Thematically arranged extensive anthology of poetry in the British Romantic period which extends beyond the era of Blake Wordsworth Shelley & Byron both before and after. Introductory comments on each thematic section, as well as a good general introduction. Accompanied by copious notes.
This is a review of the implementation for Kindle, not of the book itself.
There are two problems. Firstly, the text is centred in the page. Due to the restricted width of the Kindle screen many lines wrap. The verses can only be read comfortably in landscape mode.
A more serious problem concerns the notes. They have not been implemented as footnotes (where the annotated word or phrase is underlined and the note appears at a touch). This would have been wonderful. Instead they appear as a chapter at the end of the book, and have no index or table of contents themselves. The only way to locate the notes for a particular poem is to navigate to the notes chapter via the main contents menu and then use the preview slider (swipe up) to scan through. Annoyingly, footnotes do exist (and this is what misled me into buying the Kindle edition in the first place) but are used only to define obscure vocabulary or dialect. Why does the Notes entry in the main contents not have a "sub" table of contents, as do the other chapters of the book ("Romantic Hallmarks", etc)? The same criticism applies to the Biography chapter and the indexes.
Considering that the notes are one of the main reasons to buy this book - as opposed to a much cheaper un-annotated edition such as Dover Thrift - or indeed to downloading everything from Project Gutenberg, as the verse itself all in the public domain - I do feel rather cheated.

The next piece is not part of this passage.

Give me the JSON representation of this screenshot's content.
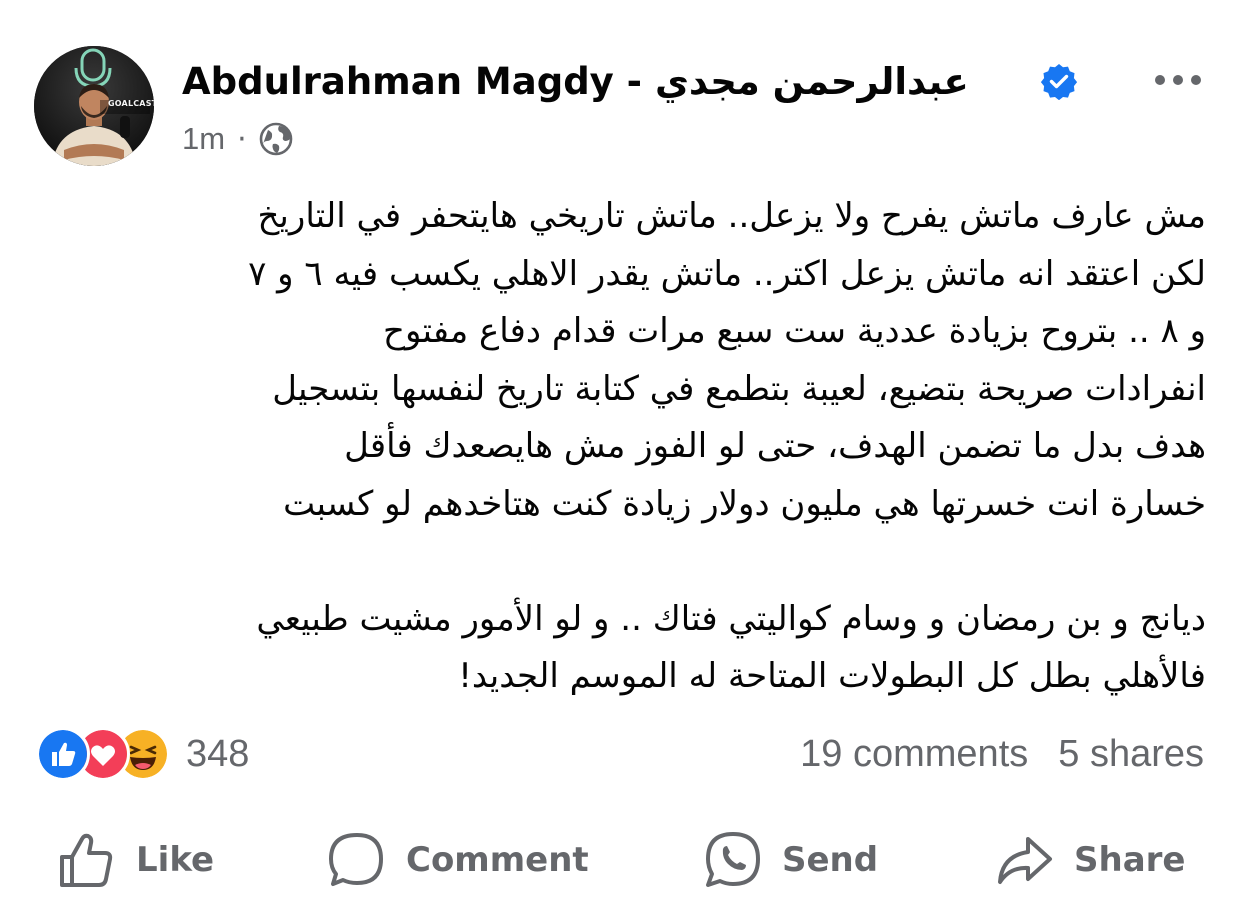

I don't think I'm too keen on the Romantics, and perhaps I should not write about this book - but I think the choice is catholic and representative and I would commend the book for this. So the editors have done their job well; its just the material they have had to work with is such poor versification and drivel. I am not totally unaware of the virtues of this school - and I do like some of them. For instance I enjoy Keats greatly; to a slightly lesser extent Blake; and to a half way point most of the works in this book. However, they seem to have spilled a lot of ink for very little reward. Its more an ideological problem I have with them. Its not their politics, which were sweet; its more their self-confidence that anyone would actually like to share their subjective Weltanschauung!